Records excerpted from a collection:

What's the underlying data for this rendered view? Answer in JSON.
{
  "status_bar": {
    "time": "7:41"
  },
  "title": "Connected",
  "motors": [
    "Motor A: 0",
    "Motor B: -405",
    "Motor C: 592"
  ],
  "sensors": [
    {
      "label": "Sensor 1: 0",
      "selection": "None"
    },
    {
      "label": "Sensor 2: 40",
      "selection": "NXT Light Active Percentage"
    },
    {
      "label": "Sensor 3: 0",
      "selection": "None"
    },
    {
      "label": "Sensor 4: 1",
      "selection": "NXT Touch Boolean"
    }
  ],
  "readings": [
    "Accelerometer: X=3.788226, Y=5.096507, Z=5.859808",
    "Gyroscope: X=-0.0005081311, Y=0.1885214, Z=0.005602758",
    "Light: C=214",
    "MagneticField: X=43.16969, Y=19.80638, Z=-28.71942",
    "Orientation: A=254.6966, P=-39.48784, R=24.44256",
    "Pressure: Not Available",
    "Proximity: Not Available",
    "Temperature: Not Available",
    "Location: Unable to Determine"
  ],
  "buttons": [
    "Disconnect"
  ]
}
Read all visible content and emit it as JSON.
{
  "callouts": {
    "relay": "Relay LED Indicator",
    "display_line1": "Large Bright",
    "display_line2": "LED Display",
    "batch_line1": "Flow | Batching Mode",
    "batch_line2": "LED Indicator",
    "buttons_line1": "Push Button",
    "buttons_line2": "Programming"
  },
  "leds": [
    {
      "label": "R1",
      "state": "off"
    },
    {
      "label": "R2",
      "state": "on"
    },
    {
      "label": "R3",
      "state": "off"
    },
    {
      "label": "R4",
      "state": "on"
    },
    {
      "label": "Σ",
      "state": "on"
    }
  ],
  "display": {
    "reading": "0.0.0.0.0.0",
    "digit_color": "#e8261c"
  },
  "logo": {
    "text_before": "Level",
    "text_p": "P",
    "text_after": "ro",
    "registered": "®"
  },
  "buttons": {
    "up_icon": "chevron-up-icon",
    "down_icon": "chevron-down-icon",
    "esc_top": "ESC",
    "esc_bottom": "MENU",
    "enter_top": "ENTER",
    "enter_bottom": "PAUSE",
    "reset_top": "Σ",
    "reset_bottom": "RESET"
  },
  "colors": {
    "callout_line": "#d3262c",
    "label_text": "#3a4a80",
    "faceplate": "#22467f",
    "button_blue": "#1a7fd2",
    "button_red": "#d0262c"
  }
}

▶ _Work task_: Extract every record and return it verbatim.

▶ _Worked solution_:
What's the underlying data for this rendered view? Answer in JSON.
{
  "status_bar": {
    "time": "7:41"
  },
  "title": "Connected",
  "motors": [
    "Motor A: 0",
    "Motor B: -405",
    "Motor C: 592"
  ],
  "sensors": [
    {
      "label": "Sensor 1: 0",
      "selection": "None"
    },
    {
      "label": "Sensor 2: 40",
      "selection": "NXT Light Active Percentage"
    },
    {
      "label": "Sensor 3: 0",
      "selection": "None"
    },
    {
      "label": "Sensor 4: 1",
      "selection": "NXT Touch Boolean"
    }
  ],
  "readings": [
    "Accelerometer: X=3.788226, Y=5.096507, Z=5.859808",
    "Gyroscope: X=-0.0005081311, Y=0.1885214, Z=0.005602758",
    "Light: C=214",
    "MagneticField: X=43.16969, Y=19.80638, Z=-28.71942",
    "Orientation: A=254.6966, P=-39.48784, R=24.44256",
    "Pressure: Not Available",
    "Proximity: Not Available",
    "Temperature: Not Available",
    "Location: Unable to Determine"
  ],
  "buttons": [
    "Disconnect"
  ]
}
Read all visible content and emit it as JSON.
{
  "callouts": {
    "relay": "Relay LED Indicator",
    "display_line1": "Large Bright",
    "display_line2": "LED Display",
    "batch_line1": "Flow | Batching Mode",
    "batch_line2": "LED Indicator",
    "buttons_line1": "Push Button",
    "buttons_line2": "Programming"
  },
  "leds": [
    {
      "label": "R1",
      "state": "off"
    },
    {
      "label": "R2",
      "state": "on"
    },
    {
      "label": "R3",
      "state": "off"
    },
    {
      "label": "R4",
      "state": "on"
    },
    {
      "label": "Σ",
      "state": "on"
    }
  ],
  "display": {
    "reading": "0.0.0.0.0.0",
    "digit_color": "#e8261c"
  },
  "logo": {
    "text_before": "Level",
    "text_p": "P",
    "text_after": "ro",
    "registered": "®"
  },
  "buttons": {
    "up_icon": "chevron-up-icon",
    "down_icon": "chevron-down-icon",
    "esc_top": "ESC",
    "esc_bottom": "MENU",
    "enter_top": "ENTER",
    "enter_bottom": "PAUSE",
    "reset_top": "Σ",
    "reset_bottom": "RESET"
  },
  "colors": {
    "callout_line": "#d3262c",
    "label_text": "#3a4a80",
    "faceplate": "#22467f",
    "button_blue": "#1a7fd2",
    "button_red": "#d0262c"
  }
}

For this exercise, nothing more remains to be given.